Work order: Copy the records below in full, changing no character.

Dataset entries
■ ■ ■ ■

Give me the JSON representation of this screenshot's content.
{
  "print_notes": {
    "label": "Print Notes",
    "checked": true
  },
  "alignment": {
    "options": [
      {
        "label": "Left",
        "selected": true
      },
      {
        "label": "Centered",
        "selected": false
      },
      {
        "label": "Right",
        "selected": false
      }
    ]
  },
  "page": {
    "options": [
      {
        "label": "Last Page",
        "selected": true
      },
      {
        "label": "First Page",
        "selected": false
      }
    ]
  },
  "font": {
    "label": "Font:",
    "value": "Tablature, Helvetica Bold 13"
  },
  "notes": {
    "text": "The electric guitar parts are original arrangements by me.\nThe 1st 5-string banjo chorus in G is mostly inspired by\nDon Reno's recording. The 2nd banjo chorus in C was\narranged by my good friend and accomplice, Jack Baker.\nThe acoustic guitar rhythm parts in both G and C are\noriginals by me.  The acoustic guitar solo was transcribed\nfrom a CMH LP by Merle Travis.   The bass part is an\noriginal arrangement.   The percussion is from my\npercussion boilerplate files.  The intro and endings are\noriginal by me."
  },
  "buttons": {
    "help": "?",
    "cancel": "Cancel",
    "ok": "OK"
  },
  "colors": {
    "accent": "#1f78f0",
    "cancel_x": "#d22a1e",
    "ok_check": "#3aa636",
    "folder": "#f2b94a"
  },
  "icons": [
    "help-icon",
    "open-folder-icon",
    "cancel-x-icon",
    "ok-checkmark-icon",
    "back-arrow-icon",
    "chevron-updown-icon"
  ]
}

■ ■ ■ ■

Response area:
Give me the JSON representation of this screenshot's content.
{
  "print_notes": {
    "label": "Print Notes",
    "checked": true
  },
  "alignment": {
    "options": [
      {
        "label": "Left",
        "selected": true
      },
      {
        "label": "Centered",
        "selected": false
      },
      {
        "label": "Right",
        "selected": false
      }
    ]
  },
  "page": {
    "options": [
      {
        "label": "Last Page",
        "selected": true
      },
      {
        "label": "First Page",
        "selected": false
      }
    ]
  },
  "font": {
    "label": "Font:",
    "value": "Tablature, Helvetica Bold 13"
  },
  "notes": {
    "text": "The electric guitar parts are original arrangements by me.\nThe 1st 5-string banjo chorus in G is mostly inspired by\nDon Reno's recording. The 2nd banjo chorus in C was\narranged by my good friend and accomplice, Jack Baker.\nThe acoustic guitar rhythm parts in both G and C are\noriginals by me.  The acoustic guitar solo was transcribed\nfrom a CMH LP by Merle Travis.   The bass part is an\noriginal arrangement.   The percussion is from my\npercussion boilerplate files.  The intro and endings are\noriginal by me."
  },
  "buttons": {
    "help": "?",
    "cancel": "Cancel",
    "ok": "OK"
  },
  "colors": {
    "accent": "#1f78f0",
    "cancel_x": "#d22a1e",
    "ok_check": "#3aa636",
    "folder": "#f2b94a"
  },
  "icons": [
    "help-icon",
    "open-folder-icon",
    "cancel-x-icon",
    "ok-checkmark-icon",
    "back-arrow-icon",
    "chevron-updown-icon"
  ]
}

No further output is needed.